** Opening DATA LISTING block **
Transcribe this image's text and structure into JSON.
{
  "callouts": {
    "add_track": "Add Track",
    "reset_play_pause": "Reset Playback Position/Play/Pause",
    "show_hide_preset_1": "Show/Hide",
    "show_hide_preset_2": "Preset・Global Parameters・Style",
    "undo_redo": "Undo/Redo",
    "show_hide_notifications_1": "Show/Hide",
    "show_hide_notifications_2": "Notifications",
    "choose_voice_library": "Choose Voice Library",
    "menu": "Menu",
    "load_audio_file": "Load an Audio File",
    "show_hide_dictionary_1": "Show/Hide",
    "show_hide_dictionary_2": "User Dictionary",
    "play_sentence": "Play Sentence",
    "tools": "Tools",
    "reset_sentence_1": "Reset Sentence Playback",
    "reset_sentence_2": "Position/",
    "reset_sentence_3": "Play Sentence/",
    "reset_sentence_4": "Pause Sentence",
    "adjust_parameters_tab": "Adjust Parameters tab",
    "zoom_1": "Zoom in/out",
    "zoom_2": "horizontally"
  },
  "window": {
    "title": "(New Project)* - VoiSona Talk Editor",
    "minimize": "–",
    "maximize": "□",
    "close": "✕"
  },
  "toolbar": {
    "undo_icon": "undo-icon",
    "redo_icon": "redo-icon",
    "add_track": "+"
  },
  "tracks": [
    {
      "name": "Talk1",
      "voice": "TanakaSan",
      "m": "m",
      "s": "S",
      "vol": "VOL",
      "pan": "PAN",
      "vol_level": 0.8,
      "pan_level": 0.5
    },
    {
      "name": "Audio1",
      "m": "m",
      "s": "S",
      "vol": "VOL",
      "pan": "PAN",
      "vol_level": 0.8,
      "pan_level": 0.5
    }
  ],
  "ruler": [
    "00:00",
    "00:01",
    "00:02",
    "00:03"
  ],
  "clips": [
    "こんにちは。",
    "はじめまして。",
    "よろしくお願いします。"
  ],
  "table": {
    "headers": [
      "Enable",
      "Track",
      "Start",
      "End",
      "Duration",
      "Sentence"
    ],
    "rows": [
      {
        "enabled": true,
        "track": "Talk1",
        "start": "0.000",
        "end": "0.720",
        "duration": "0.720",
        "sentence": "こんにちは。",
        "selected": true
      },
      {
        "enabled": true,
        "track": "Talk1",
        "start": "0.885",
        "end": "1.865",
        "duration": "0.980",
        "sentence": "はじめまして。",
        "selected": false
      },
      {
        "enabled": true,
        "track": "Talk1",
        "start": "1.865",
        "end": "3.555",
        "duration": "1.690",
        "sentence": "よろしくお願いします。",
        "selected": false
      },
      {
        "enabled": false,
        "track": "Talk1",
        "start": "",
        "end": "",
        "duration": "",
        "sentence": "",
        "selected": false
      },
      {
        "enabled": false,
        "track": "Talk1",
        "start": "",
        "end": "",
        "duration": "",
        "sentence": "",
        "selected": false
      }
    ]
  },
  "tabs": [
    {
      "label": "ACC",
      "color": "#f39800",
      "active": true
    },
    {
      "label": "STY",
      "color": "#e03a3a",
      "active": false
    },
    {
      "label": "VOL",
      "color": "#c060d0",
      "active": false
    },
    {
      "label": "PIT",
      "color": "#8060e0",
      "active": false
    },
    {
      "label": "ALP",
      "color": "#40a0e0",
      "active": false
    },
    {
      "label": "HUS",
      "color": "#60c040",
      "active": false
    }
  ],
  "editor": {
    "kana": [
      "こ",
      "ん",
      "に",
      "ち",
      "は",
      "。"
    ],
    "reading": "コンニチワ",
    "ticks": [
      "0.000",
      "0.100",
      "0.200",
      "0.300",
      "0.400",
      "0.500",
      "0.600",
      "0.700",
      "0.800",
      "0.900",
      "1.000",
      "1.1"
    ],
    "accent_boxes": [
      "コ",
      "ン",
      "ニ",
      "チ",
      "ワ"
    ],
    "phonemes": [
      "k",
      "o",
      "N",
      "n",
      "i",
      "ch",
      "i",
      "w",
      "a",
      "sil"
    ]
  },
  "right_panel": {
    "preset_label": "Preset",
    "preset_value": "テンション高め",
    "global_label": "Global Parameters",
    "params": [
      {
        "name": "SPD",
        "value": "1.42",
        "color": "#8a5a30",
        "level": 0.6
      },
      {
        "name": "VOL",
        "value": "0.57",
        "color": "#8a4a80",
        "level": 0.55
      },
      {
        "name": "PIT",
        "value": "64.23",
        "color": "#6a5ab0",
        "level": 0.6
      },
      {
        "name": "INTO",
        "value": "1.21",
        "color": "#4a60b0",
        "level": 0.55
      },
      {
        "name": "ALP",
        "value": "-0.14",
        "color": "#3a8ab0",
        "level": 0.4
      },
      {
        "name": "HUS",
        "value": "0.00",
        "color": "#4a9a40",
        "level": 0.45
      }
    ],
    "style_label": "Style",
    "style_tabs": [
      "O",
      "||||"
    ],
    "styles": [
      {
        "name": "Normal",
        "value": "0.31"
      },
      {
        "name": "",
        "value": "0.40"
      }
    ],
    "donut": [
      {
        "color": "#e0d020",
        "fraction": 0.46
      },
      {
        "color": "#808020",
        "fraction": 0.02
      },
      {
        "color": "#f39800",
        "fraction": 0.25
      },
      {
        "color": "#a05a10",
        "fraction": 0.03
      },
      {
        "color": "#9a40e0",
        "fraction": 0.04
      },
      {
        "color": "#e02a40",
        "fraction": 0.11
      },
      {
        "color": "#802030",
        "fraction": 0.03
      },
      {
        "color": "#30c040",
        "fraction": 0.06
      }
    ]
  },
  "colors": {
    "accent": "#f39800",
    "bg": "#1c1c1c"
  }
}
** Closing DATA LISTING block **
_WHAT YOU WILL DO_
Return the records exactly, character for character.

_OUTPUT FOR THIS TASK_
Transcribe this image's text and structure into JSON.
{
  "callouts": {
    "add_track": "Add Track",
    "reset_play_pause": "Reset Playback Position/Play/Pause",
    "show_hide_preset_1": "Show/Hide",
    "show_hide_preset_2": "Preset・Global Parameters・Style",
    "undo_redo": "Undo/Redo",
    "show_hide_notifications_1": "Show/Hide",
    "show_hide_notifications_2": "Notifications",
    "choose_voice_library": "Choose Voice Library",
    "menu": "Menu",
    "load_audio_file": "Load an Audio File",
    "show_hide_dictionary_1": "Show/Hide",
    "show_hide_dictionary_2": "User Dictionary",
    "play_sentence": "Play Sentence",
    "tools": "Tools",
    "reset_sentence_1": "Reset Sentence Playback",
    "reset_sentence_2": "Position/",
    "reset_sentence_3": "Play Sentence/",
    "reset_sentence_4": "Pause Sentence",
    "adjust_parameters_tab": "Adjust Parameters tab",
    "zoom_1": "Zoom in/out",
    "zoom_2": "horizontally"
  },
  "window": {
    "title": "(New Project)* - VoiSona Talk Editor",
    "minimize": "–",
    "maximize": "□",
    "close": "✕"
  },
  "toolbar": {
    "undo_icon": "undo-icon",
    "redo_icon": "redo-icon",
    "add_track": "+"
  },
  "tracks": [
    {
      "name": "Talk1",
      "voice": "TanakaSan",
      "m": "m",
      "s": "S",
      "vol": "VOL",
      "pan": "PAN",
      "vol_level": 0.8,
      "pan_level": 0.5
    },
    {
      "name": "Audio1",
      "m": "m",
      "s": "S",
      "vol": "VOL",
      "pan": "PAN",
      "vol_level": 0.8,
      "pan_level": 0.5
    }
  ],
  "ruler": [
    "00:00",
    "00:01",
    "00:02",
    "00:03"
  ],
  "clips": [
    "こんにちは。",
    "はじめまして。",
    "よろしくお願いします。"
  ],
  "table": {
    "headers": [
      "Enable",
      "Track",
      "Start",
      "End",
      "Duration",
      "Sentence"
    ],
    "rows": [
      {
        "enabled": true,
        "track": "Talk1",
        "start": "0.000",
        "end": "0.720",
        "duration": "0.720",
        "sentence": "こんにちは。",
        "selected": true
      },
      {
        "enabled": true,
        "track": "Talk1",
        "start": "0.885",
        "end": "1.865",
        "duration": "0.980",
        "sentence": "はじめまして。",
        "selected": false
      },
      {
        "enabled": true,
        "track": "Talk1",
        "start": "1.865",
        "end": "3.555",
        "duration": "1.690",
        "sentence": "よろしくお願いします。",
        "selected": false
      },
      {
        "enabled": false,
        "track": "Talk1",
        "start": "",
        "end": "",
        "duration": "",
        "sentence": "",
        "selected": false
      },
      {
        "enabled": false,
        "track": "Talk1",
        "start": "",
        "end": "",
        "duration": "",
        "sentence": "",
        "selected": false
      }
    ]
  },
  "tabs": [
    {
      "label": "ACC",
      "color": "#f39800",
      "active": true
    },
    {
      "label": "STY",
      "color": "#e03a3a",
      "active": false
    },
    {
      "label": "VOL",
      "color": "#c060d0",
      "active": false
    },
    {
      "label": "PIT",
      "color": "#8060e0",
      "active": false
    },
    {
      "label": "ALP",
      "color": "#40a0e0",
      "active": false
    },
    {
      "label": "HUS",
      "color": "#60c040",
      "active": false
    }
  ],
  "editor": {
    "kana": [
      "こ",
      "ん",
      "に",
      "ち",
      "は",
      "。"
    ],
    "reading": "コンニチワ",
    "ticks": [
      "0.000",
      "0.100",
      "0.200",
      "0.300",
      "0.400",
      "0.500",
      "0.600",
      "0.700",
      "0.800",
      "0.900",
      "1.000",
      "1.1"
    ],
    "accent_boxes": [
      "コ",
      "ン",
      "ニ",
      "チ",
      "ワ"
    ],
    "phonemes": [
      "k",
      "o",
      "N",
      "n",
      "i",
      "ch",
      "i",
      "w",
      "a",
      "sil"
    ]
  },
  "right_panel": {
    "preset_label": "Preset",
    "preset_value": "テンション高め",
    "global_label": "Global Parameters",
    "params": [
      {
        "name": "SPD",
        "value": "1.42",
        "color": "#8a5a30",
        "level": 0.6
      },
      {
        "name": "VOL",
        "value": "0.57",
        "color": "#8a4a80",
        "level": 0.55
      },
      {
        "name": "PIT",
        "value": "64.23",
        "color": "#6a5ab0",
        "level": 0.6
      },
      {
        "name": "INTO",
        "value": "1.21",
        "color": "#4a60b0",
        "level": 0.55
      },
      {
        "name": "ALP",
        "value": "-0.14",
        "color": "#3a8ab0",
        "level": 0.4
      },
      {
        "name": "HUS",
        "value": "0.00",
        "color": "#4a9a40",
        "level": 0.45
      }
    ],
    "style_label": "Style",
    "style_tabs": [
      "O",
      "||||"
    ],
    "styles": [
      {
        "name": "Normal",
        "value": "0.31"
      },
      {
        "name": "",
        "value": "0.40"
      }
    ],
    "donut": [
      {
        "color": "#e0d020",
        "fraction": 0.46
      },
      {
        "color": "#808020",
        "fraction": 0.02
      },
      {
        "color": "#f39800",
        "fraction": 0.25
      },
      {
        "color": "#a05a10",
        "fraction": 0.03
      },
      {
        "color": "#9a40e0",
        "fraction": 0.04
      },
      {
        "color": "#e02a40",
        "fraction": 0.11
      },
      {
        "color": "#802030",
        "fraction": 0.03
      },
      {
        "color": "#30c040",
        "fraction": 0.06
      }
    ]
  },
  "colors": {
    "accent": "#f39800",
    "bg": "#1c1c1c"
  }
}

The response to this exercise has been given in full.